### [Assigned task]
Would you write out the entries again, exactly as they are, but without images?

### [Dataset records]
---*---

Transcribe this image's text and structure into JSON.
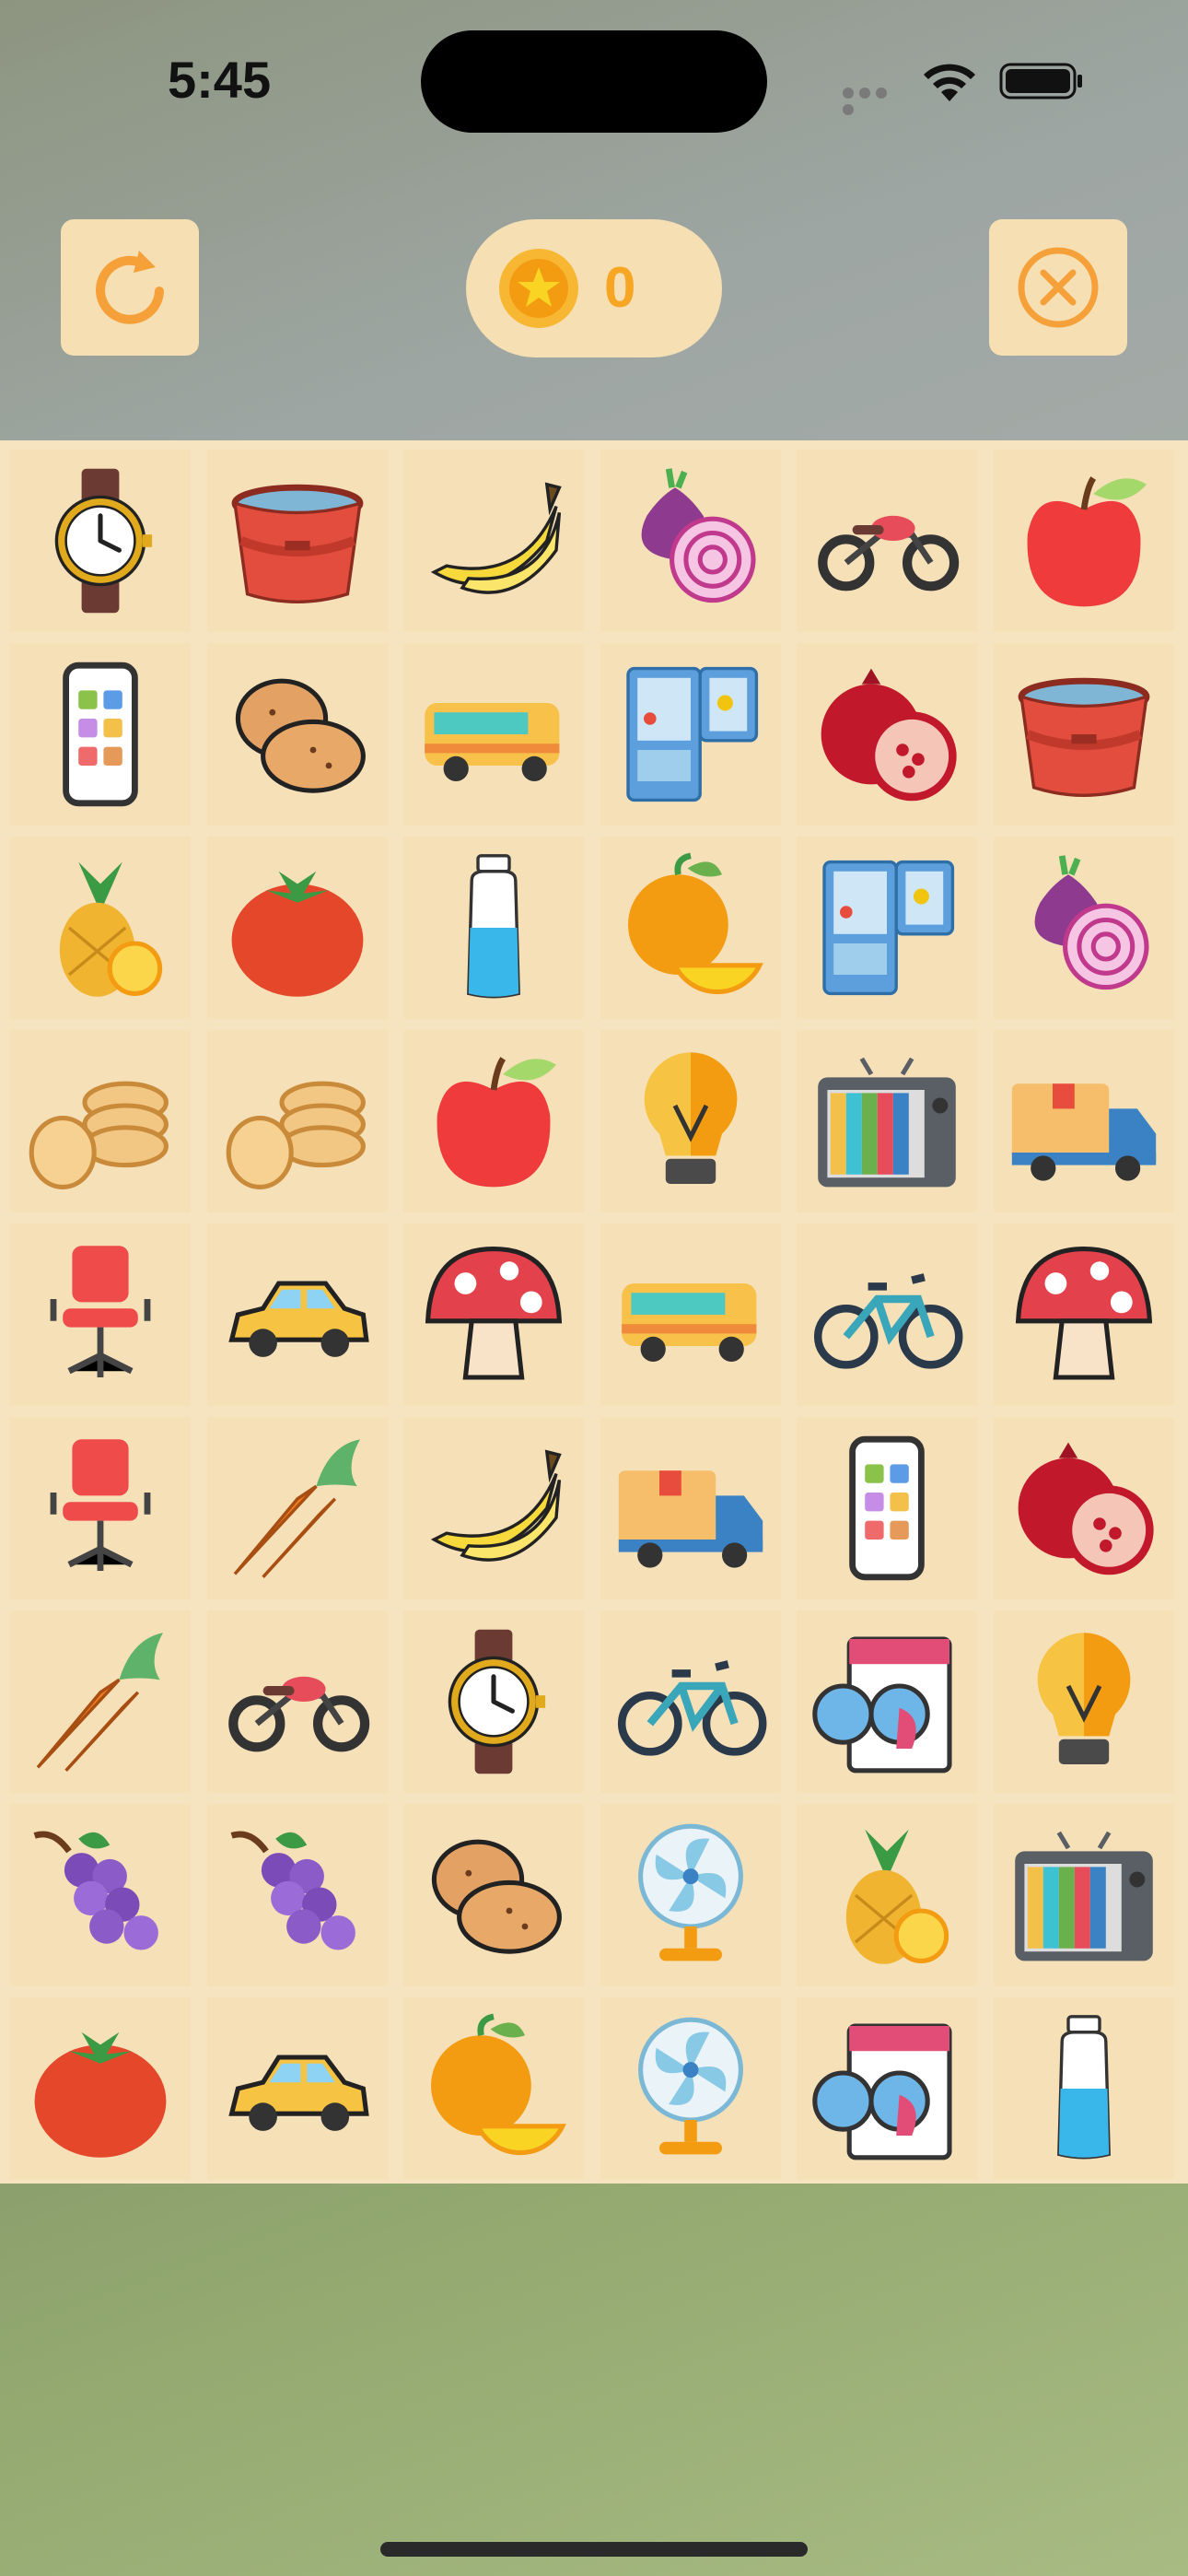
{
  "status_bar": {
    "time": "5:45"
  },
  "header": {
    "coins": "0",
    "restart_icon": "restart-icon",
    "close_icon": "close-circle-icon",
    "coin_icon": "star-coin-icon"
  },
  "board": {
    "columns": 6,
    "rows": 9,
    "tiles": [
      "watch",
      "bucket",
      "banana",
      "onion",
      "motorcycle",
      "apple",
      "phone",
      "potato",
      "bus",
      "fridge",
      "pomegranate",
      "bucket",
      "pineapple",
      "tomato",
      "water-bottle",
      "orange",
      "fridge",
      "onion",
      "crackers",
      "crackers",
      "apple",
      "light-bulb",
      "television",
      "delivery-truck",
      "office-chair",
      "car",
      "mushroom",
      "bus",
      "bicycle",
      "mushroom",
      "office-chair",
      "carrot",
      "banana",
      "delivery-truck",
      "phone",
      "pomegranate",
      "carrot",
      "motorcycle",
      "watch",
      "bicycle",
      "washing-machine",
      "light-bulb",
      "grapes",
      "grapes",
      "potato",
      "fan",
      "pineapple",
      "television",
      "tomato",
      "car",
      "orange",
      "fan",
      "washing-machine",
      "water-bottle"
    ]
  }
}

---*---

### [Task result]
Transcribe this image's text and structure into JSON.
{
  "status_bar": {
    "time": "5:45"
  },
  "header": {
    "coins": "0",
    "restart_icon": "restart-icon",
    "close_icon": "close-circle-icon",
    "coin_icon": "star-coin-icon"
  },
  "board": {
    "columns": 6,
    "rows": 9,
    "tiles": [
      "watch",
      "bucket",
      "banana",
      "onion",
      "motorcycle",
      "apple",
      "phone",
      "potato",
      "bus",
      "fridge",
      "pomegranate",
      "bucket",
      "pineapple",
      "tomato",
      "water-bottle",
      "orange",
      "fridge",
      "onion",
      "crackers",
      "crackers",
      "apple",
      "light-bulb",
      "television",
      "delivery-truck",
      "office-chair",
      "car",
      "mushroom",
      "bus",
      "bicycle",
      "mushroom",
      "office-chair",
      "carrot",
      "banana",
      "delivery-truck",
      "phone",
      "pomegranate",
      "carrot",
      "motorcycle",
      "watch",
      "bicycle",
      "washing-machine",
      "light-bulb",
      "grapes",
      "grapes",
      "potato",
      "fan",
      "pineapple",
      "television",
      "tomato",
      "car",
      "orange",
      "fan",
      "washing-machine",
      "water-bottle"
    ]
  }
}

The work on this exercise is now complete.